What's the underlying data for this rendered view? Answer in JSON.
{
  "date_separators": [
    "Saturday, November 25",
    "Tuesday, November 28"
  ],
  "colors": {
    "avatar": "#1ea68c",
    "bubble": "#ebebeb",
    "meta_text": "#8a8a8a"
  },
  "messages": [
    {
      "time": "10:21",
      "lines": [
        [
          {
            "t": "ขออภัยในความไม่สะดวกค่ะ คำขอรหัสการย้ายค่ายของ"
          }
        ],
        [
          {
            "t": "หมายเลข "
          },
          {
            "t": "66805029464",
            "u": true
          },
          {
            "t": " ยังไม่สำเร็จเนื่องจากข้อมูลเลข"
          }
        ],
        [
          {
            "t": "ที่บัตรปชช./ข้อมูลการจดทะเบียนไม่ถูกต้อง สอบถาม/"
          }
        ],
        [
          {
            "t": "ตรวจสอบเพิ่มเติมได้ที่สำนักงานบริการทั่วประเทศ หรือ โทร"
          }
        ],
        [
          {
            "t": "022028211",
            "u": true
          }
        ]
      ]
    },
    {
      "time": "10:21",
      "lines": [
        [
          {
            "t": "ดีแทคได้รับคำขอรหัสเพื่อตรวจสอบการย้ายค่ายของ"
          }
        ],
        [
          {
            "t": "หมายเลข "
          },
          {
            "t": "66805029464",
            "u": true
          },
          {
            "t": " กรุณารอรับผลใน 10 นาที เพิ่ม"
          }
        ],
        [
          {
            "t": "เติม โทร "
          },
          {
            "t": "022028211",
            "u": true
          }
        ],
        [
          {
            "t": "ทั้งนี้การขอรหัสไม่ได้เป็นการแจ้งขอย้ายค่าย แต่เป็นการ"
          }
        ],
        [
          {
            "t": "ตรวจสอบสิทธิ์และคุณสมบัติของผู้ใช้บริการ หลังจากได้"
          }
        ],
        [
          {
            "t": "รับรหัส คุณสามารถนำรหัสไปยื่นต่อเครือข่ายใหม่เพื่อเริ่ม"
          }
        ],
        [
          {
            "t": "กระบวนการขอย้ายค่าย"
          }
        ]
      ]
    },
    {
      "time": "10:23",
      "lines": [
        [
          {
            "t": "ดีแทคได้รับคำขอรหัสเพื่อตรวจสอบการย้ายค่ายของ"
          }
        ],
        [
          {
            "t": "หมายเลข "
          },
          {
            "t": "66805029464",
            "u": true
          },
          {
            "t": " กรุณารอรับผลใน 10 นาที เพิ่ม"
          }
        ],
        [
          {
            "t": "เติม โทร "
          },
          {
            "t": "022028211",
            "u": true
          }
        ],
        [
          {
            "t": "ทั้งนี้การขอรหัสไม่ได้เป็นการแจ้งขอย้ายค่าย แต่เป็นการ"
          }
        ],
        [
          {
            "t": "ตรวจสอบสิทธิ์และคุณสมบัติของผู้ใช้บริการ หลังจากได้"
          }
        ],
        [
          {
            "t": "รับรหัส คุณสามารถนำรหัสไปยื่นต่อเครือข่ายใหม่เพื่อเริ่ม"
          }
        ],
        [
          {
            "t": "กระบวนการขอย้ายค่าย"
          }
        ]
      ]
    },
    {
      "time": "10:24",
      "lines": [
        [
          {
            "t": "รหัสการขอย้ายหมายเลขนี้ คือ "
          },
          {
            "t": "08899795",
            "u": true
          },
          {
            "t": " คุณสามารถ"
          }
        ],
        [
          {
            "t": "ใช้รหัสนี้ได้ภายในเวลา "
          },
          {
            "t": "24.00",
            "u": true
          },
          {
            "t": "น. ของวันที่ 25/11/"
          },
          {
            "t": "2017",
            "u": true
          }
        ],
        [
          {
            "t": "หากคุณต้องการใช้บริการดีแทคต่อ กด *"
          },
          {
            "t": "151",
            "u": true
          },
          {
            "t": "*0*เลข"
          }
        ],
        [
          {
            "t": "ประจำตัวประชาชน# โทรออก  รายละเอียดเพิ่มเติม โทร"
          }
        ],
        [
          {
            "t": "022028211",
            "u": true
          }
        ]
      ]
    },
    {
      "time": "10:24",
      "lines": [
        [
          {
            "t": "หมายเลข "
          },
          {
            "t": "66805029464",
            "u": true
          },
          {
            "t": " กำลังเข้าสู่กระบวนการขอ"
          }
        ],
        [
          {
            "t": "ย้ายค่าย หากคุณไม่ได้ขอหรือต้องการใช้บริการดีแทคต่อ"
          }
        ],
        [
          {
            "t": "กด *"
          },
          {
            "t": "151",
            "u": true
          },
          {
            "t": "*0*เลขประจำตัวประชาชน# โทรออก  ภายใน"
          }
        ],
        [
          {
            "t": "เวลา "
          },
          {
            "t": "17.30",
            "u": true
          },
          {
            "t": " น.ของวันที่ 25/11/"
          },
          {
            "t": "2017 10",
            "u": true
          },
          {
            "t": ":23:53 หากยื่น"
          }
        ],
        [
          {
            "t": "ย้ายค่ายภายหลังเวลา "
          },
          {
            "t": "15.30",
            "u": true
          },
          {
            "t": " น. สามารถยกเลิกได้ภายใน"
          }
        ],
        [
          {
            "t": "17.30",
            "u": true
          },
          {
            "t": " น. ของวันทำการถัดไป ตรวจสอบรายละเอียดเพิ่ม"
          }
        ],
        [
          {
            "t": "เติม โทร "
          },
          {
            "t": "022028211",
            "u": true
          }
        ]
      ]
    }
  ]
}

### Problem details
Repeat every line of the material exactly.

### Reply
What's the underlying data for this rendered view? Answer in JSON.
{
  "date_separators": [
    "Saturday, November 25",
    "Tuesday, November 28"
  ],
  "colors": {
    "avatar": "#1ea68c",
    "bubble": "#ebebeb",
    "meta_text": "#8a8a8a"
  },
  "messages": [
    {
      "time": "10:21",
      "lines": [
        [
          {
            "t": "ขออภัยในความไม่สะดวกค่ะ คำขอรหัสการย้ายค่ายของ"
          }
        ],
        [
          {
            "t": "หมายเลข "
          },
          {
            "t": "66805029464",
            "u": true
          },
          {
            "t": " ยังไม่สำเร็จเนื่องจากข้อมูลเลข"
          }
        ],
        [
          {
            "t": "ที่บัตรปชช./ข้อมูลการจดทะเบียนไม่ถูกต้อง สอบถาม/"
          }
        ],
        [
          {
            "t": "ตรวจสอบเพิ่มเติมได้ที่สำนักงานบริการทั่วประเทศ หรือ โทร"
          }
        ],
        [
          {
            "t": "022028211",
            "u": true
          }
        ]
      ]
    },
    {
      "time": "10:21",
      "lines": [
        [
          {
            "t": "ดีแทคได้รับคำขอรหัสเพื่อตรวจสอบการย้ายค่ายของ"
          }
        ],
        [
          {
            "t": "หมายเลข "
          },
          {
            "t": "66805029464",
            "u": true
          },
          {
            "t": " กรุณารอรับผลใน 10 นาที เพิ่ม"
          }
        ],
        [
          {
            "t": "เติม โทร "
          },
          {
            "t": "022028211",
            "u": true
          }
        ],
        [
          {
            "t": "ทั้งนี้การขอรหัสไม่ได้เป็นการแจ้งขอย้ายค่าย แต่เป็นการ"
          }
        ],
        [
          {
            "t": "ตรวจสอบสิทธิ์และคุณสมบัติของผู้ใช้บริการ หลังจากได้"
          }
        ],
        [
          {
            "t": "รับรหัส คุณสามารถนำรหัสไปยื่นต่อเครือข่ายใหม่เพื่อเริ่ม"
          }
        ],
        [
          {
            "t": "กระบวนการขอย้ายค่าย"
          }
        ]
      ]
    },
    {
      "time": "10:23",
      "lines": [
        [
          {
            "t": "ดีแทคได้รับคำขอรหัสเพื่อตรวจสอบการย้ายค่ายของ"
          }
        ],
        [
          {
            "t": "หมายเลข "
          },
          {
            "t": "66805029464",
            "u": true
          },
          {
            "t": " กรุณารอรับผลใน 10 นาที เพิ่ม"
          }
        ],
        [
          {
            "t": "เติม โทร "
          },
          {
            "t": "022028211",
            "u": true
          }
        ],
        [
          {
            "t": "ทั้งนี้การขอรหัสไม่ได้เป็นการแจ้งขอย้ายค่าย แต่เป็นการ"
          }
        ],
        [
          {
            "t": "ตรวจสอบสิทธิ์และคุณสมบัติของผู้ใช้บริการ หลังจากได้"
          }
        ],
        [
          {
            "t": "รับรหัส คุณสามารถนำรหัสไปยื่นต่อเครือข่ายใหม่เพื่อเริ่ม"
          }
        ],
        [
          {
            "t": "กระบวนการขอย้ายค่าย"
          }
        ]
      ]
    },
    {
      "time": "10:24",
      "lines": [
        [
          {
            "t": "รหัสการขอย้ายหมายเลขนี้ คือ "
          },
          {
            "t": "08899795",
            "u": true
          },
          {
            "t": " คุณสามารถ"
          }
        ],
        [
          {
            "t": "ใช้รหัสนี้ได้ภายในเวลา "
          },
          {
            "t": "24.00",
            "u": true
          },
          {
            "t": "น. ของวันที่ 25/11/"
          },
          {
            "t": "2017",
            "u": true
          }
        ],
        [
          {
            "t": "หากคุณต้องการใช้บริการดีแทคต่อ กด *"
          },
          {
            "t": "151",
            "u": true
          },
          {
            "t": "*0*เลข"
          }
        ],
        [
          {
            "t": "ประจำตัวประชาชน# โทรออก  รายละเอียดเพิ่มเติม โทร"
          }
        ],
        [
          {
            "t": "022028211",
            "u": true
          }
        ]
      ]
    },
    {
      "time": "10:24",
      "lines": [
        [
          {
            "t": "หมายเลข "
          },
          {
            "t": "66805029464",
            "u": true
          },
          {
            "t": " กำลังเข้าสู่กระบวนการขอ"
          }
        ],
        [
          {
            "t": "ย้ายค่าย หากคุณไม่ได้ขอหรือต้องการใช้บริการดีแทคต่อ"
          }
        ],
        [
          {
            "t": "กด *"
          },
          {
            "t": "151",
            "u": true
          },
          {
            "t": "*0*เลขประจำตัวประชาชน# โทรออก  ภายใน"
          }
        ],
        [
          {
            "t": "เวลา "
          },
          {
            "t": "17.30",
            "u": true
          },
          {
            "t": " น.ของวันที่ 25/11/"
          },
          {
            "t": "2017 10",
            "u": true
          },
          {
            "t": ":23:53 หากยื่น"
          }
        ],
        [
          {
            "t": "ย้ายค่ายภายหลังเวลา "
          },
          {
            "t": "15.30",
            "u": true
          },
          {
            "t": " น. สามารถยกเลิกได้ภายใน"
          }
        ],
        [
          {
            "t": "17.30",
            "u": true
          },
          {
            "t": " น. ของวันทำการถัดไป ตรวจสอบรายละเอียดเพิ่ม"
          }
        ],
        [
          {
            "t": "เติม โทร "
          },
          {
            "t": "022028211",
            "u": true
          }
        ]
      ]
    }
  ]
}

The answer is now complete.